### ASSIGNMENT
Please output the records below word for word and omit the pictures.

[Extracted data entries]
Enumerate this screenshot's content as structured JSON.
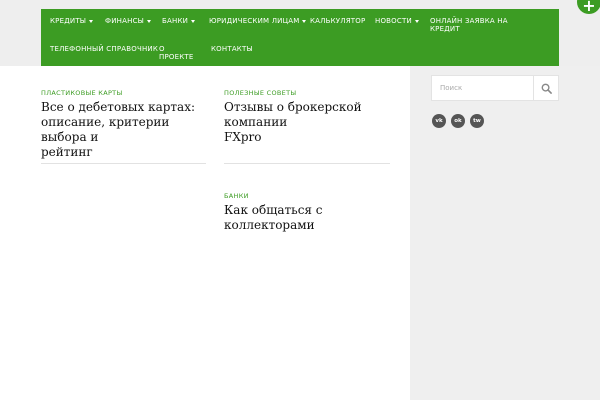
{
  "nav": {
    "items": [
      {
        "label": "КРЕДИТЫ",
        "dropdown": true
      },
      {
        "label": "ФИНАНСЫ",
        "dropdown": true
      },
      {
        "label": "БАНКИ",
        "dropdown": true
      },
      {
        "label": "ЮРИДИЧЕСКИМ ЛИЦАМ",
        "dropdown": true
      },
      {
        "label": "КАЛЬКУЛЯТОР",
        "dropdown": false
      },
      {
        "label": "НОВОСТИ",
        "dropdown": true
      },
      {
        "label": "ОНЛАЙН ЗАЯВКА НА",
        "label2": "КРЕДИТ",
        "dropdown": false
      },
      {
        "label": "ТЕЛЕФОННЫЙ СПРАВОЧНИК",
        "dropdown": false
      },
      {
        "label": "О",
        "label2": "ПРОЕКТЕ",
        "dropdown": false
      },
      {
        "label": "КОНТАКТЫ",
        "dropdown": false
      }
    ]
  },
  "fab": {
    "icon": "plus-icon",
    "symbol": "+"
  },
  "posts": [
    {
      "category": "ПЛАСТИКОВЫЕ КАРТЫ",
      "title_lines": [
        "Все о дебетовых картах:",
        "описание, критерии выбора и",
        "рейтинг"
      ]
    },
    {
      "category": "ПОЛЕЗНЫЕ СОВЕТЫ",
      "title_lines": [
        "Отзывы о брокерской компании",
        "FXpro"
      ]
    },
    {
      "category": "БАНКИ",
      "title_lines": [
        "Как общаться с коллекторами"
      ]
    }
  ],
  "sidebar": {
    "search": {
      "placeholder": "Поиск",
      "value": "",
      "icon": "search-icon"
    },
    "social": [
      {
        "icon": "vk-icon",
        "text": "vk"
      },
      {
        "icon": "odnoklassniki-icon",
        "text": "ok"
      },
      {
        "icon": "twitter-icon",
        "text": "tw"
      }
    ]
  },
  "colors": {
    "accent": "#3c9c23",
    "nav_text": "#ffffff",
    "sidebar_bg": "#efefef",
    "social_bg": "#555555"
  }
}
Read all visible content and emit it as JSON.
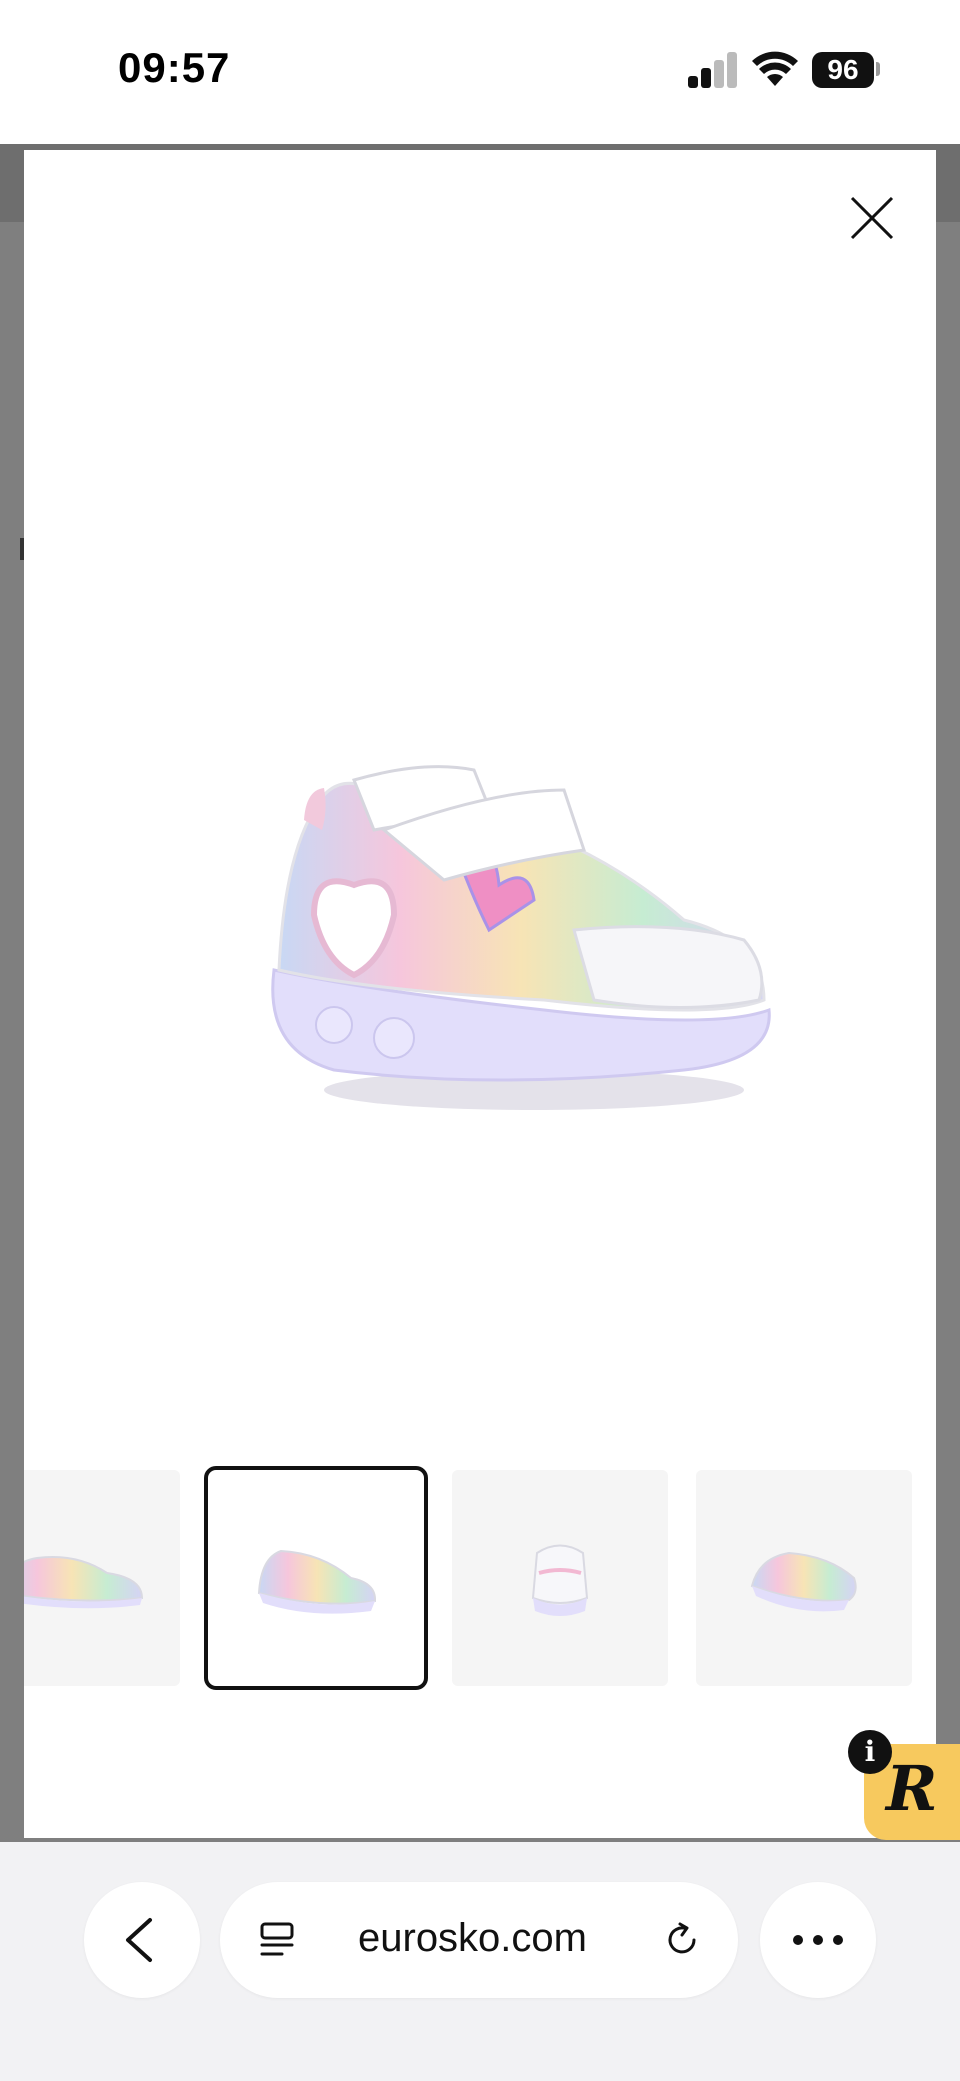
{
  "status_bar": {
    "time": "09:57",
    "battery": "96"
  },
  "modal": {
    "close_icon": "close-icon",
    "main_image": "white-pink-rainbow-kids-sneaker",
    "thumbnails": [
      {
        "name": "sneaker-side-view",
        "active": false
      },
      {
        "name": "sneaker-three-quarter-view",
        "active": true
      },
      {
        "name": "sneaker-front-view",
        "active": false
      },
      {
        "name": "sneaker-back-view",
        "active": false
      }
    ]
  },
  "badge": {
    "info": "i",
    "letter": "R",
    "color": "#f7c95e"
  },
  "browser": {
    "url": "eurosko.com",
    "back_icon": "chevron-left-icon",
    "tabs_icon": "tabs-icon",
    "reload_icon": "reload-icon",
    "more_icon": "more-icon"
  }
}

### ANSWER AREA
Enumerate this screenshot's content as structured JSON.
{
  "nav": {
    "items": [
      {
        "label": "КРЕДИТЫ",
        "dropdown": true
      },
      {
        "label": "ФИНАНСЫ",
        "dropdown": true
      },
      {
        "label": "БАНКИ",
        "dropdown": true
      },
      {
        "label": "ЮРИДИЧЕСКИМ ЛИЦАМ",
        "dropdown": true
      },
      {
        "label": "КАЛЬКУЛЯТОР",
        "dropdown": false
      },
      {
        "label": "НОВОСТИ",
        "dropdown": true
      },
      {
        "label": "ОНЛАЙН ЗАЯВКА НА",
        "label2": "КРЕДИТ",
        "dropdown": false
      },
      {
        "label": "ТЕЛЕФОННЫЙ СПРАВОЧНИК",
        "dropdown": false
      },
      {
        "label": "О",
        "label2": "ПРОЕКТЕ",
        "dropdown": false
      },
      {
        "label": "КОНТАКТЫ",
        "dropdown": false
      }
    ]
  },
  "fab": {
    "icon": "plus-icon",
    "symbol": "+"
  },
  "posts": [
    {
      "category": "ПЛАСТИКОВЫЕ КАРТЫ",
      "title_lines": [
        "Все о дебетовых картах:",
        "описание, критерии выбора и",
        "рейтинг"
      ]
    },
    {
      "category": "ПОЛЕЗНЫЕ СОВЕТЫ",
      "title_lines": [
        "Отзывы о брокерской компании",
        "FXpro"
      ]
    },
    {
      "category": "БАНКИ",
      "title_lines": [
        "Как общаться с коллекторами"
      ]
    }
  ],
  "sidebar": {
    "search": {
      "placeholder": "Поиск",
      "value": "",
      "icon": "search-icon"
    },
    "social": [
      {
        "icon": "vk-icon",
        "text": "vk"
      },
      {
        "icon": "odnoklassniki-icon",
        "text": "ok"
      },
      {
        "icon": "twitter-icon",
        "text": "tw"
      }
    ]
  },
  "colors": {
    "accent": "#3c9c23",
    "nav_text": "#ffffff",
    "sidebar_bg": "#efefef",
    "social_bg": "#555555"
  }
}
Read all visible content and emit it as JSON.
{
  "status_bar": {
    "time": "09:57",
    "battery": "96"
  },
  "modal": {
    "close_icon": "close-icon",
    "main_image": "white-pink-rainbow-kids-sneaker",
    "thumbnails": [
      {
        "name": "sneaker-side-view",
        "active": false
      },
      {
        "name": "sneaker-three-quarter-view",
        "active": true
      },
      {
        "name": "sneaker-front-view",
        "active": false
      },
      {
        "name": "sneaker-back-view",
        "active": false
      }
    ]
  },
  "badge": {
    "info": "i",
    "letter": "R",
    "color": "#f7c95e"
  },
  "browser": {
    "url": "eurosko.com",
    "back_icon": "chevron-left-icon",
    "tabs_icon": "tabs-icon",
    "reload_icon": "reload-icon",
    "more_icon": "more-icon"
  }
}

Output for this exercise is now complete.